It all happened in a gymnasium. Students were standing in a single-file line. They were doing body-mass-index calculations with calipers and measuring tapes.
Cassidy’s numbers were higher than the recommended baseline. You can only imagine the laughs and animal sounds that followed.
The aforementioned boy made a comment. Cassidy was in tears.
Amd you’re probably thinking what I’m thinking. Which is: “Great, just what every insecure freshman needs. Calipers.”
Well, not that it matters what I think—because it doesn’t—but I don’t think measuring the bellies of high-schoolers qualifies as gym class.
What ever happened to good old-fashioned P.E.? I’m talking sadistic American games like dodgeball, unsupervised rope-climbing, and of course, lawn darts.
But measuring body fat in public? I wouldn’t wish that experience on even the worst IRS agent—let alone a shy freshman.
Anyway, to dig up more answers on this matter, I interviewed noted expert, and acclaimed commentator on
adolescent issues—my friend’s daughter, Kayleigh.
Kayleigh is your typical sophomore. She’s in chorus, math club, and on a volleyball team. She likes Dr. Pepper, Cheese Nips, rap, Labradors, and she thinks she’s fat.
I asked Kayleigh why she thought this. She had a lot to say on the matter. Her answer:
My guest today has been Kayleigh Williamson.
The thing is, Kayleigh is as lean as they come. And she can bench press her bodyweight. Her mother has a theory.
Her mother points to the magazines on Kayleigh’s nightstand and says, “Those dumb magazines are messing with her mind.”

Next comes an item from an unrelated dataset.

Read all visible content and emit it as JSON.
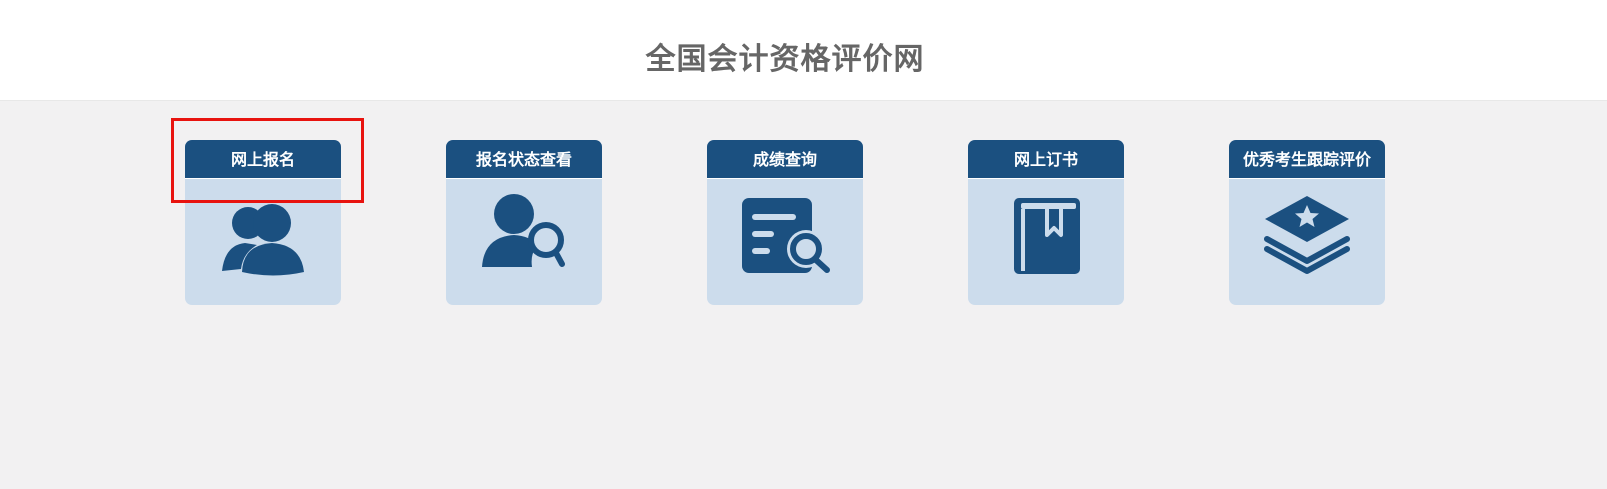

Kayleigh shows me one such beauty magazine. The cover model features a young woman who weighs less than a rice cake in a water shortage, with abs sharp enough to grate parmesan.…